Question: I have heard that the Homeland Security Bill has passed the House and the Senate. I am confused on know this will effect several people whom I know are in the immigration process. Could you give me some background on what exactly this bill does?
Answer: First, and foremost, this bill referred to as the “The Homeland Security Act of 2002” creates a new department within the United States Government. The main purpose of this department is to prevent terrorism and to make the United States safer. The bill is enormous. It is over 400 pages and deals with a huge variety of issues. Of course, my response will mainly focus on the immigration issues.

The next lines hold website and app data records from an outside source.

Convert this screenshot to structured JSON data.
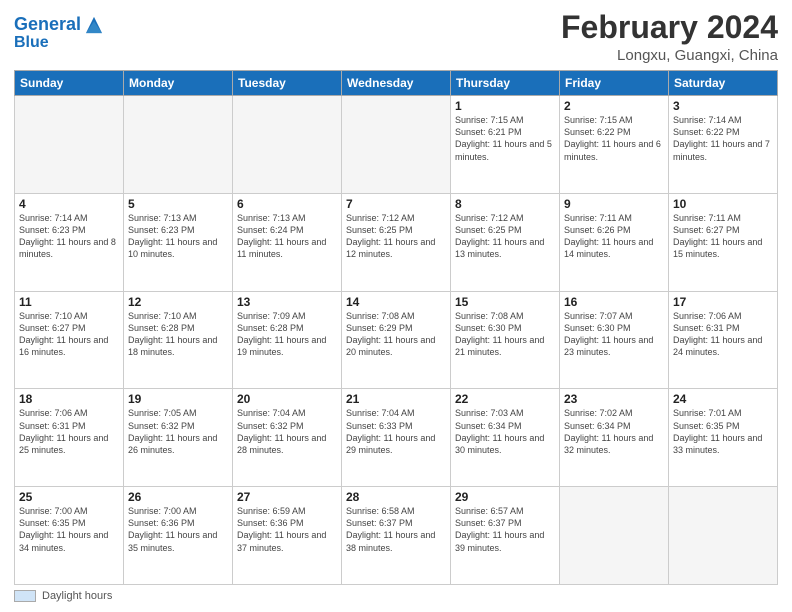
{
  "header": {
    "logo_line1": "General",
    "logo_line2": "Blue",
    "main_title": "February 2024",
    "sub_title": "Longxu, Guangxi, China"
  },
  "columns": [
    "Sunday",
    "Monday",
    "Tuesday",
    "Wednesday",
    "Thursday",
    "Friday",
    "Saturday"
  ],
  "weeks": [
    [
      {
        "day": "",
        "info": ""
      },
      {
        "day": "",
        "info": ""
      },
      {
        "day": "",
        "info": ""
      },
      {
        "day": "",
        "info": ""
      },
      {
        "day": "1",
        "info": "Sunrise: 7:15 AM\nSunset: 6:21 PM\nDaylight: 11 hours and 5 minutes."
      },
      {
        "day": "2",
        "info": "Sunrise: 7:15 AM\nSunset: 6:22 PM\nDaylight: 11 hours and 6 minutes."
      },
      {
        "day": "3",
        "info": "Sunrise: 7:14 AM\nSunset: 6:22 PM\nDaylight: 11 hours and 7 minutes."
      }
    ],
    [
      {
        "day": "4",
        "info": "Sunrise: 7:14 AM\nSunset: 6:23 PM\nDaylight: 11 hours and 8 minutes."
      },
      {
        "day": "5",
        "info": "Sunrise: 7:13 AM\nSunset: 6:23 PM\nDaylight: 11 hours and 10 minutes."
      },
      {
        "day": "6",
        "info": "Sunrise: 7:13 AM\nSunset: 6:24 PM\nDaylight: 11 hours and 11 minutes."
      },
      {
        "day": "7",
        "info": "Sunrise: 7:12 AM\nSunset: 6:25 PM\nDaylight: 11 hours and 12 minutes."
      },
      {
        "day": "8",
        "info": "Sunrise: 7:12 AM\nSunset: 6:25 PM\nDaylight: 11 hours and 13 minutes."
      },
      {
        "day": "9",
        "info": "Sunrise: 7:11 AM\nSunset: 6:26 PM\nDaylight: 11 hours and 14 minutes."
      },
      {
        "day": "10",
        "info": "Sunrise: 7:11 AM\nSunset: 6:27 PM\nDaylight: 11 hours and 15 minutes."
      }
    ],
    [
      {
        "day": "11",
        "info": "Sunrise: 7:10 AM\nSunset: 6:27 PM\nDaylight: 11 hours and 16 minutes."
      },
      {
        "day": "12",
        "info": "Sunrise: 7:10 AM\nSunset: 6:28 PM\nDaylight: 11 hours and 18 minutes."
      },
      {
        "day": "13",
        "info": "Sunrise: 7:09 AM\nSunset: 6:28 PM\nDaylight: 11 hours and 19 minutes."
      },
      {
        "day": "14",
        "info": "Sunrise: 7:08 AM\nSunset: 6:29 PM\nDaylight: 11 hours and 20 minutes."
      },
      {
        "day": "15",
        "info": "Sunrise: 7:08 AM\nSunset: 6:30 PM\nDaylight: 11 hours and 21 minutes."
      },
      {
        "day": "16",
        "info": "Sunrise: 7:07 AM\nSunset: 6:30 PM\nDaylight: 11 hours and 23 minutes."
      },
      {
        "day": "17",
        "info": "Sunrise: 7:06 AM\nSunset: 6:31 PM\nDaylight: 11 hours and 24 minutes."
      }
    ],
    [
      {
        "day": "18",
        "info": "Sunrise: 7:06 AM\nSunset: 6:31 PM\nDaylight: 11 hours and 25 minutes."
      },
      {
        "day": "19",
        "info": "Sunrise: 7:05 AM\nSunset: 6:32 PM\nDaylight: 11 hours and 26 minutes."
      },
      {
        "day": "20",
        "info": "Sunrise: 7:04 AM\nSunset: 6:32 PM\nDaylight: 11 hours and 28 minutes."
      },
      {
        "day": "21",
        "info": "Sunrise: 7:04 AM\nSunset: 6:33 PM\nDaylight: 11 hours and 29 minutes."
      },
      {
        "day": "22",
        "info": "Sunrise: 7:03 AM\nSunset: 6:34 PM\nDaylight: 11 hours and 30 minutes."
      },
      {
        "day": "23",
        "info": "Sunrise: 7:02 AM\nSunset: 6:34 PM\nDaylight: 11 hours and 32 minutes."
      },
      {
        "day": "24",
        "info": "Sunrise: 7:01 AM\nSunset: 6:35 PM\nDaylight: 11 hours and 33 minutes."
      }
    ],
    [
      {
        "day": "25",
        "info": "Sunrise: 7:00 AM\nSunset: 6:35 PM\nDaylight: 11 hours and 34 minutes."
      },
      {
        "day": "26",
        "info": "Sunrise: 7:00 AM\nSunset: 6:36 PM\nDaylight: 11 hours and 35 minutes."
      },
      {
        "day": "27",
        "info": "Sunrise: 6:59 AM\nSunset: 6:36 PM\nDaylight: 11 hours and 37 minutes."
      },
      {
        "day": "28",
        "info": "Sunrise: 6:58 AM\nSunset: 6:37 PM\nDaylight: 11 hours and 38 minutes."
      },
      {
        "day": "29",
        "info": "Sunrise: 6:57 AM\nSunset: 6:37 PM\nDaylight: 11 hours and 39 minutes."
      },
      {
        "day": "",
        "info": ""
      },
      {
        "day": "",
        "info": ""
      }
    ]
  ],
  "footer": {
    "swatch_label": "Daylight hours"
  }
}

The Immigration and Naturalization Service will cease to exist in its present capacity. If fact, the Homeland Security Bill abolishes the INS. There are two major functions currently in the INS. One is the enforcement division which is concerned with deportation/removal and enforcement of the immigration laws. This part of INS is going to be transferred to what is known as Bureau of Border Security under the Department of Homeland Security. The duties of issuing visas will now be transferred to the Under Secretary for Border and Transportation Security in tandem with the Secretary of State. The issuance of Visas will be headed by the Secretary of Homeland Security.

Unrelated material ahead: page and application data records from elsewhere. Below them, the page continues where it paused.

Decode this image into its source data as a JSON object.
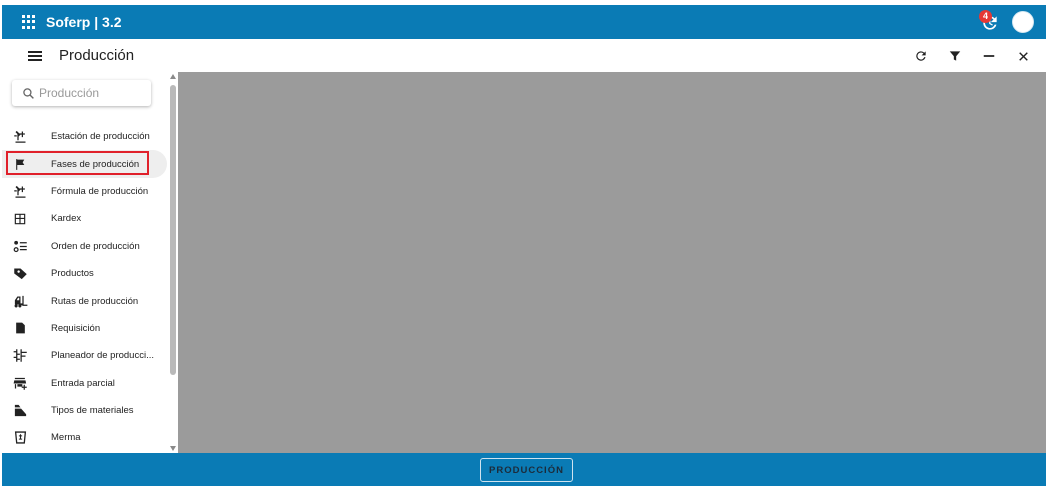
{
  "app": {
    "title": "Soferp | 3.2",
    "notification_count": "4"
  },
  "header": {
    "title": "Producción"
  },
  "search": {
    "placeholder": "Producción"
  },
  "sidebar": {
    "items": [
      {
        "label": "Estación de producción",
        "icon": "production-station-icon"
      },
      {
        "label": "Fases de producción",
        "icon": "flag-icon",
        "active": true
      },
      {
        "label": "Fórmula de producción",
        "icon": "production-formula-icon"
      },
      {
        "label": "Kardex",
        "icon": "table-icon"
      },
      {
        "label": "Orden de producción",
        "icon": "list-order-icon"
      },
      {
        "label": "Productos",
        "icon": "tag-icon"
      },
      {
        "label": "Rutas de producción",
        "icon": "forklift-icon"
      },
      {
        "label": "Requisición",
        "icon": "document-icon"
      },
      {
        "label": "Planeador de producci...",
        "icon": "planner-icon"
      },
      {
        "label": "Entrada parcial",
        "icon": "store-add-icon"
      },
      {
        "label": "Tipos de materiales",
        "icon": "materials-icon"
      },
      {
        "label": "Merma",
        "icon": "waste-icon"
      }
    ]
  },
  "footer": {
    "button_label": "PRODUCCIÓN"
  },
  "colors": {
    "primary": "#0a7bb5",
    "content_bg": "#9b9b9b",
    "highlight": "#e0202a",
    "badge": "#e53935"
  }
}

Question: Are there any other new departments? Specifically, who will rule on applications sent to INS?
Answer: Section 451 of the Bill creates the establishment of Bureau of Citizenship and Immigration Services. This sub-department will perform the following functions: 1) Adjudications of immigrant visa petitions; 2) Adjudications of naturalization petitions; 3) Adjudications of asylum and refugee applications; 4) Adjudications performed at service centers; and 5) All other adjudications performed by the Immigration and Naturalization Service.

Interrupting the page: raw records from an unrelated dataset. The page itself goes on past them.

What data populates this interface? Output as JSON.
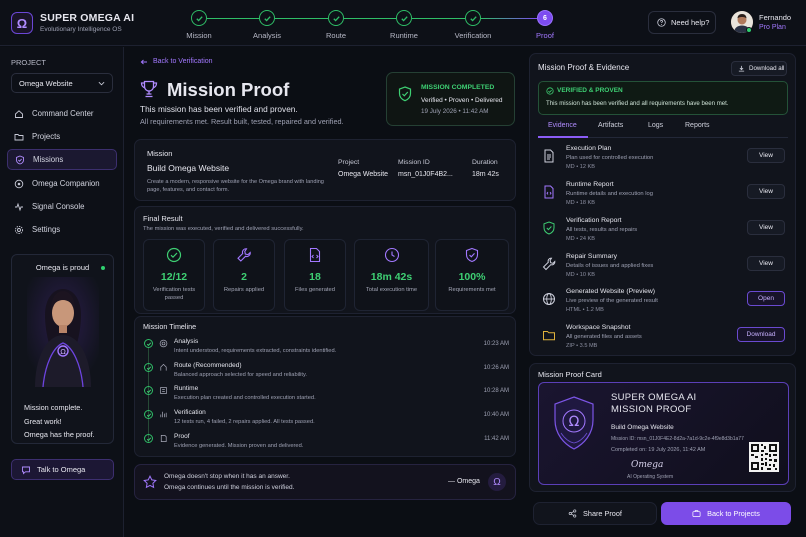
{
  "app": {
    "name": "SUPER OMEGA AI",
    "tagline": "Evolutionary Intelligence OS",
    "logo_glyph": "Ω"
  },
  "steps": [
    {
      "label": "Mission",
      "state": "done"
    },
    {
      "label": "Analysis",
      "state": "done"
    },
    {
      "label": "Route",
      "state": "done"
    },
    {
      "label": "Runtime",
      "state": "done"
    },
    {
      "label": "Verification",
      "state": "done"
    },
    {
      "label": "Proof",
      "state": "current",
      "number": "6"
    }
  ],
  "header": {
    "help_label": "Need help?",
    "user_name": "Fernando",
    "user_plan": "Pro Plan"
  },
  "sidebar": {
    "project_label": "PROJECT",
    "project_value": "Omega Website",
    "nav": [
      {
        "label": "Command Center",
        "icon": "home-icon"
      },
      {
        "label": "Projects",
        "icon": "folder-icon"
      },
      {
        "label": "Missions",
        "icon": "shield-icon",
        "active": true
      },
      {
        "label": "Omega Companion",
        "icon": "companion-icon"
      },
      {
        "label": "Signal Console",
        "icon": "signal-icon"
      },
      {
        "label": "Settings",
        "icon": "gear-icon"
      }
    ],
    "companion_status": "Omega is proud",
    "companion_lines": [
      "Mission complete.",
      "Great work!",
      "Omega has the proof."
    ],
    "talk_button": "Talk to Omega"
  },
  "main": {
    "back_link": "Back to Verification",
    "title": "Mission Proof",
    "subtitle": "This mission has been verified and proven.",
    "subtitle2": "All requirements met. Result built, tested, repaired and verified.",
    "completed": {
      "label": "MISSION COMPLETED",
      "status": "Verified • Proven • Delivered",
      "datetime": "19 July 2026 • 11:42 AM"
    },
    "mission": {
      "heading": "Mission",
      "name": "Build Omega Website",
      "description": "Create a modern, responsive website for the Omega brand with landing page, features, and contact form.",
      "project_label": "Project",
      "project_value": "Omega Website",
      "id_label": "Mission ID",
      "id_value": "msn_01J0F4B2...",
      "duration_label": "Duration",
      "duration_value": "18m 42s"
    },
    "final_result": {
      "heading": "Final Result",
      "subtitle": "The mission was executed, verified and delivered successfully.",
      "stats": [
        {
          "value": "12/12",
          "label": "Verification tests passed",
          "icon": "check-circle-icon"
        },
        {
          "value": "2",
          "label": "Repairs applied",
          "icon": "wrench-icon"
        },
        {
          "value": "18",
          "label": "Files generated",
          "icon": "file-code-icon"
        },
        {
          "value": "18m 42s",
          "label": "Total execution time",
          "icon": "clock-icon"
        },
        {
          "value": "100%",
          "label": "Requirements met",
          "icon": "shield-check-icon"
        }
      ]
    },
    "timeline": {
      "heading": "Mission Timeline",
      "items": [
        {
          "title": "Analysis",
          "desc": "Intent understood, requirements extracted, constraints identified.",
          "time": "10:23 AM"
        },
        {
          "title": "Route (Recommended)",
          "desc": "Balanced approach selected for speed and reliability.",
          "time": "10:26 AM"
        },
        {
          "title": "Runtime",
          "desc": "Execution plan created and controlled execution started.",
          "time": "10:28 AM"
        },
        {
          "title": "Verification",
          "desc": "12 tests run, 4 failed, 2 repairs applied. All tests passed.",
          "time": "10:40 AM"
        },
        {
          "title": "Proof",
          "desc": "Evidence generated. Mission proven and delivered.",
          "time": "11:42 AM"
        }
      ]
    },
    "quote": {
      "line1": "Omega doesn't stop when it has an answer.",
      "line2": "Omega continues until the mission is verified.",
      "signature": "— Omega"
    }
  },
  "right": {
    "title": "Mission Proof & Evidence",
    "download_all": "Download all",
    "verified": {
      "label": "VERIFIED & PROVEN",
      "text": "This mission has been verified and all requirements have been met."
    },
    "tabs": [
      "Evidence",
      "Artifacts",
      "Logs",
      "Reports"
    ],
    "evidence": [
      {
        "title": "Execution Plan",
        "desc": "Plan used for controlled execution",
        "meta": "MD • 12 KB",
        "action": "View",
        "icon": "document-icon"
      },
      {
        "title": "Runtime Report",
        "desc": "Runtime details and execution log",
        "meta": "MD • 18 KB",
        "action": "View",
        "icon": "code-file-icon"
      },
      {
        "title": "Verification Report",
        "desc": "All tests, results and repairs",
        "meta": "MD • 24 KB",
        "action": "View",
        "icon": "shield-check-icon"
      },
      {
        "title": "Repair Summary",
        "desc": "Details of issues and applied fixes",
        "meta": "MD • 10 KB",
        "action": "View",
        "icon": "wrench-icon"
      },
      {
        "title": "Generated Website (Preview)",
        "desc": "Live preview of the generated result",
        "meta": "HTML • 1.2 MB",
        "action": "Open",
        "icon": "globe-icon"
      },
      {
        "title": "Workspace Snapshot",
        "desc": "All generated files and assets",
        "meta": "ZIP • 3.5 MB",
        "action": "Download",
        "icon": "folder-icon"
      }
    ],
    "proof_card": {
      "heading": "Mission Proof Card",
      "brand": "SUPER OMEGA AI",
      "title": "MISSION PROOF",
      "mission": "Build Omega Website",
      "mission_id": "Mission ID:  msn_01J0F4E2-8d2a-7a1d-9c2e-4f9e8d3b1a77",
      "completed": "Completed on:  19 July 2026, 11:42 AM",
      "signature": "Omega",
      "signature_sub": "AI Operating System"
    },
    "share_button": "Share Proof",
    "back_button": "Back to Projects"
  }
}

Question: When do all these provisions go into effect?
Answer: Again, the INS would look at this as fraud. In fact, if you get married within less than 60 days after entry to the U.S. on the Visitor Visa, you are presumed to have committed fraud. Not only will the application for Lawful Permanent Residency be denied, you could very well get deported because of the fraud.
Question: What are the consequences of doing the change of status right after entering the U.S.?
Answer: First, they could deny your change of status application and you could go out of status. Next, the INS may very well assume that you committed fraud. That is, when you got the Visitor Visa and entered the U.S. that you did not really intend to visit, but rather, intended to go to school or to work in the United States. If that happens, you could be deported because you committed misrepresentation and fraud. The fraud will stay with you forever and never goes away. If you ever want to reenter the U.S., you will need to get a Fraud Waiver. Those are not easy waivers to obtain.
Question: What is the best way to avoid these drastic consequences?
Answer: First, the way that people come into the U.S. is probably going to change. You must decide whether you want to go to school or work since these are the options you might be considering. If you are intending on going to school, then you should get the I-20 and apply for the Student Visa from your home country. Then, when you enter the U.S., you will be entering as a Student, not a Visitor. Alternatively, if you want to work in the U.S., you should have your sponsor file the petition prior to you getting to the U.S. Therefore, you will not have any allegations by INS that you committed fraud. You need to be very careful if you come to the U.S. with a Visitor Visa and then change your status right away. Obviously, since you only will be getting 30 days in the U.S., you must strongly consider not getting a change of status in the U.S.